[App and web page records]
● ● ● ● ●
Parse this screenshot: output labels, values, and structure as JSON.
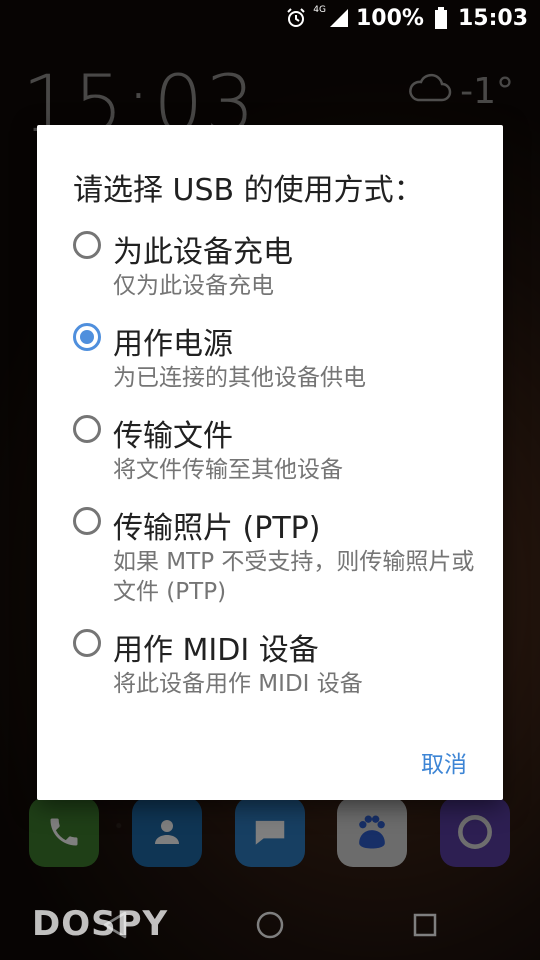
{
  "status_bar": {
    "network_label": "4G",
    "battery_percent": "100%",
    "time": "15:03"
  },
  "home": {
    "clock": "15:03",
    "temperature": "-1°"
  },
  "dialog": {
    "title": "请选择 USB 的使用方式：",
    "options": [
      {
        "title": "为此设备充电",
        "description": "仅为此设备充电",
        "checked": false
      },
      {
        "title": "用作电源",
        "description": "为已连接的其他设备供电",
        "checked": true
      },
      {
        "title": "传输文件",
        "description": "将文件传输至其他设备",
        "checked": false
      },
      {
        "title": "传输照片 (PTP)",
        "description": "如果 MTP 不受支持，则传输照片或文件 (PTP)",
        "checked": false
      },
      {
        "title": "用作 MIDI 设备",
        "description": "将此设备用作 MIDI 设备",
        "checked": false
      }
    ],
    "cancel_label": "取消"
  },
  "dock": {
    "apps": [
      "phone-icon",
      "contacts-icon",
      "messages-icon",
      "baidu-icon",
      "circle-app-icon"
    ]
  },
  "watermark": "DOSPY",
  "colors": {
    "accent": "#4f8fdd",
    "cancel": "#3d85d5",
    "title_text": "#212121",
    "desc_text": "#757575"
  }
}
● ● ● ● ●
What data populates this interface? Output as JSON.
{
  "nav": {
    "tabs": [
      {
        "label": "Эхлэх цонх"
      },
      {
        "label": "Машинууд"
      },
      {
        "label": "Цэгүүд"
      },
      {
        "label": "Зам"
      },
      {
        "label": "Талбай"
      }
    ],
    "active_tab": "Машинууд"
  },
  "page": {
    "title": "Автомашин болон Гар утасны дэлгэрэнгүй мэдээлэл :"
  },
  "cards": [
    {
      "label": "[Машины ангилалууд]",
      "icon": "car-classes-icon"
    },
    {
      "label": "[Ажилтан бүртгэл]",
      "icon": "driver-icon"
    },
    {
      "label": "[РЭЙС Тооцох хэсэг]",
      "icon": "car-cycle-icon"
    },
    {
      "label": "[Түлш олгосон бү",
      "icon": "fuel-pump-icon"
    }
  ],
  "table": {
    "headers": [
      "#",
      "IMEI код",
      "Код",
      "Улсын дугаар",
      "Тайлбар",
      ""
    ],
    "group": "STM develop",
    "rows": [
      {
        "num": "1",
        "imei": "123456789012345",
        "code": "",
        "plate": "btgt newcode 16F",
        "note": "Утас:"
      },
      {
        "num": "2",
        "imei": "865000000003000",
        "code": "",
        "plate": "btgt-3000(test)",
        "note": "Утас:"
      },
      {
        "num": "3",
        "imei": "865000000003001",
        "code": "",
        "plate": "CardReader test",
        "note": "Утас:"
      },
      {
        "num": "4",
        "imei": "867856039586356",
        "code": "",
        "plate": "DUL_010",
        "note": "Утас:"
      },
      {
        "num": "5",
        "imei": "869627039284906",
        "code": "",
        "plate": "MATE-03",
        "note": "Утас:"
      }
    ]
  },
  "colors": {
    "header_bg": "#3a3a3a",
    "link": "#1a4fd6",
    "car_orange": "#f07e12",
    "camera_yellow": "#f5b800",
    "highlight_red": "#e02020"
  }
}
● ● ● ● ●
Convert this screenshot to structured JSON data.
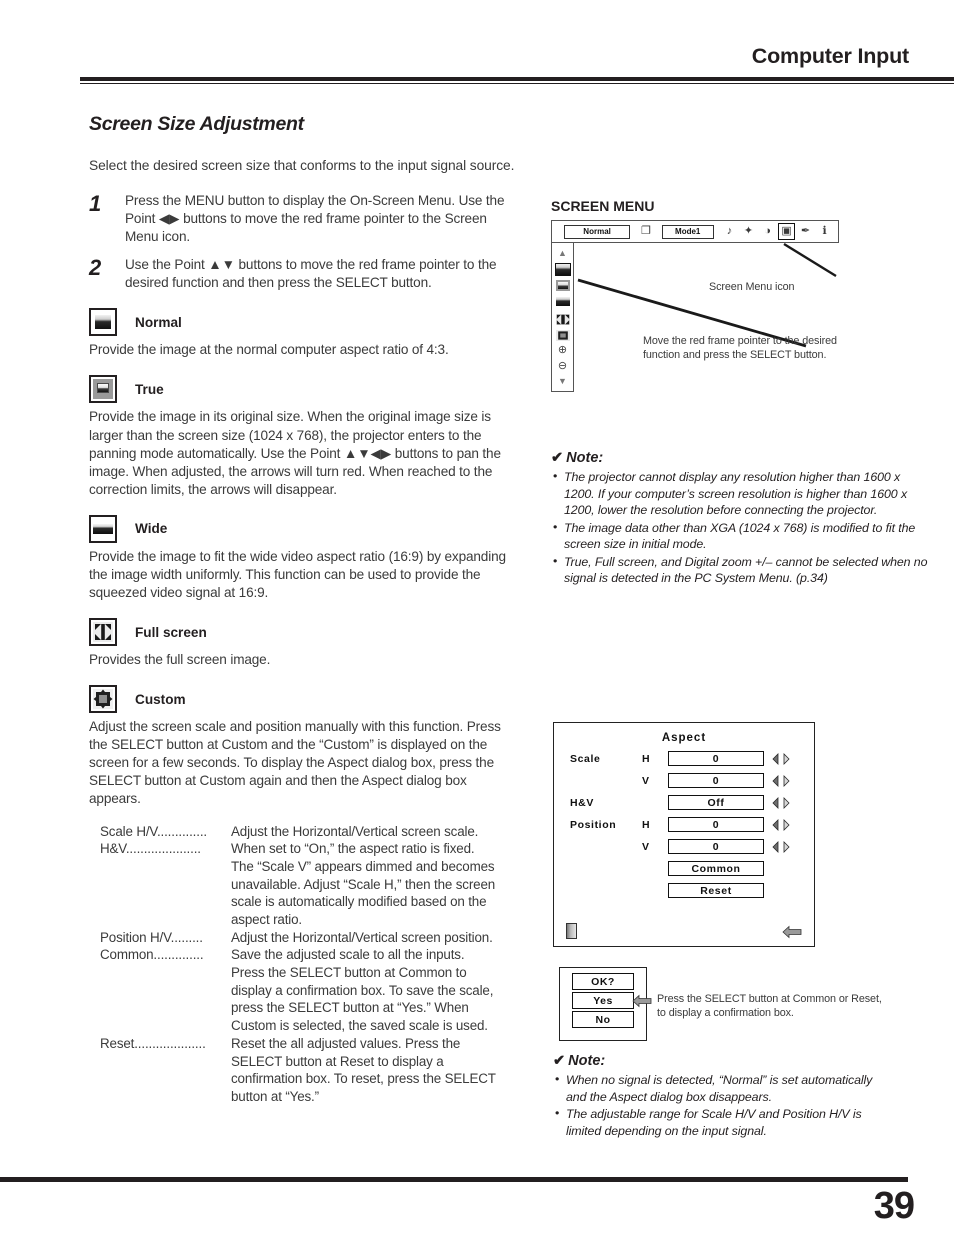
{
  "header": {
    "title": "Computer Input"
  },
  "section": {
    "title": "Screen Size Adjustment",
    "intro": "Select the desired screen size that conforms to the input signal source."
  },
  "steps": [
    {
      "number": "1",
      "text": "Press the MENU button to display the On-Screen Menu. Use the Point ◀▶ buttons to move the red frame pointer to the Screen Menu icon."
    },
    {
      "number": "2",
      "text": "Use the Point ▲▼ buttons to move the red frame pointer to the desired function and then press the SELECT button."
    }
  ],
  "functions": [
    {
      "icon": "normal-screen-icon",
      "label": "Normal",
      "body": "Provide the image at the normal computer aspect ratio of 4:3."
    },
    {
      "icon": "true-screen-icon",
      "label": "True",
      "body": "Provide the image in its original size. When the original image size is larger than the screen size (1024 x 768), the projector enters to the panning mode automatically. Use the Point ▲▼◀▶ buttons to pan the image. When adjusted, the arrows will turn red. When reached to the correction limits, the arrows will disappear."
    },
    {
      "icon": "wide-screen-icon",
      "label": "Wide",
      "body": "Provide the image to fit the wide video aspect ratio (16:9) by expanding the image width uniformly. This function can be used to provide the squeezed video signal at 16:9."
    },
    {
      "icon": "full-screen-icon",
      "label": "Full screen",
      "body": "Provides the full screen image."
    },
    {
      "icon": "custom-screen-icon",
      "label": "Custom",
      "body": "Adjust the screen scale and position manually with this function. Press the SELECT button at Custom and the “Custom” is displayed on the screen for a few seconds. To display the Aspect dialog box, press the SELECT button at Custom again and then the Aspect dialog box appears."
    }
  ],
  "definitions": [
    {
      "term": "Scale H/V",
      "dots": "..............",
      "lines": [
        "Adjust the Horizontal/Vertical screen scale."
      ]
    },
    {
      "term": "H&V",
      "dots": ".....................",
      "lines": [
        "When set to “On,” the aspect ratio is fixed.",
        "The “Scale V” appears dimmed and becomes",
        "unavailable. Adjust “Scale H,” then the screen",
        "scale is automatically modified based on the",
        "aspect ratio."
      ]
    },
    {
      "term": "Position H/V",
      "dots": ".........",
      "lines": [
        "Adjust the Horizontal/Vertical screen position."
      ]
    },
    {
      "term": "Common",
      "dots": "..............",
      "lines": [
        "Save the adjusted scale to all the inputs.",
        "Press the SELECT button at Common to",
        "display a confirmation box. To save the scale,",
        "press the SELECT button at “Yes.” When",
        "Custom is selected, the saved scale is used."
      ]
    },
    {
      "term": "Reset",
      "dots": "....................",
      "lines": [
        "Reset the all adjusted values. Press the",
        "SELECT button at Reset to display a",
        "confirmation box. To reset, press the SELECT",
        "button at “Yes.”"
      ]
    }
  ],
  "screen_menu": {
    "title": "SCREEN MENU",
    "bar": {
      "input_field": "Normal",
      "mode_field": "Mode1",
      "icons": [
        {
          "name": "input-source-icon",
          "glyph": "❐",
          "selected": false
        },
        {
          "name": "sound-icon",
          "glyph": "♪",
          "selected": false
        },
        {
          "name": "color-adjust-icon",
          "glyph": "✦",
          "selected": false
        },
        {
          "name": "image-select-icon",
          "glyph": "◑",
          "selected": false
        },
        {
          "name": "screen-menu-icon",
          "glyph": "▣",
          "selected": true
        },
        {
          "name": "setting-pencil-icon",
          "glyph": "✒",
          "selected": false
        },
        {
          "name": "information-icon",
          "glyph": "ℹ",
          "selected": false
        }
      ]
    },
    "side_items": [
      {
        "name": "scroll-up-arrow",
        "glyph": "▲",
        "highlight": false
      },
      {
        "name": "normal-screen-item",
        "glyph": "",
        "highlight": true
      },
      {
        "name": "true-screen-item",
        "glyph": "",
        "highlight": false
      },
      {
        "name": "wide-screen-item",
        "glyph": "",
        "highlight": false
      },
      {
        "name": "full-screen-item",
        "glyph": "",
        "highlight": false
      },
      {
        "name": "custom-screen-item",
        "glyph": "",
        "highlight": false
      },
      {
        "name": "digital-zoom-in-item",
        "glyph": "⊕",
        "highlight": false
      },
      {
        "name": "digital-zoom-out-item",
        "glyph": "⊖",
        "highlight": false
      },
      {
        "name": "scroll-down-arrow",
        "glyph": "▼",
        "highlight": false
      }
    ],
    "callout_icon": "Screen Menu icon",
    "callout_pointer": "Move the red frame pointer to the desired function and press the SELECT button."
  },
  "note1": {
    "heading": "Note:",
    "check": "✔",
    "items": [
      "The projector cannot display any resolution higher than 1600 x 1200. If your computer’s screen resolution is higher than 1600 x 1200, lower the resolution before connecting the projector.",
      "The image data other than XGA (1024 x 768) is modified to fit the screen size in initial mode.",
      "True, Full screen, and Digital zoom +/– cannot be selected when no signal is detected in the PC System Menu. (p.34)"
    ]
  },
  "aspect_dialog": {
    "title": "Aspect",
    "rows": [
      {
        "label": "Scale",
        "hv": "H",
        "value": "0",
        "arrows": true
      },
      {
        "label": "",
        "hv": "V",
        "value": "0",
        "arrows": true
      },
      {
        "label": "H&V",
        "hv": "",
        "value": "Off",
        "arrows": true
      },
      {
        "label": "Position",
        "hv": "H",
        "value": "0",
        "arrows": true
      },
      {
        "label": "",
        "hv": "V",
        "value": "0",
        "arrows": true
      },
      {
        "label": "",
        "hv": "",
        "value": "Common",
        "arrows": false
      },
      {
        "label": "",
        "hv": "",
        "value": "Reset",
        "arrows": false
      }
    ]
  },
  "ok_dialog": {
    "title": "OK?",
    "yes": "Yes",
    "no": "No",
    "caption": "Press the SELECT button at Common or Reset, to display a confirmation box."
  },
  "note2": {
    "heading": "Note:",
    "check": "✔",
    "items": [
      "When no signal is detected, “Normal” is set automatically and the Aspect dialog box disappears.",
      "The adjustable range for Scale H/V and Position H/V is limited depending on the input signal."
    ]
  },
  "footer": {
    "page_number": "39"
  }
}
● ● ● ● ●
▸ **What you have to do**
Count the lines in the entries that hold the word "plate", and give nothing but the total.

▸ **Result of this task**
5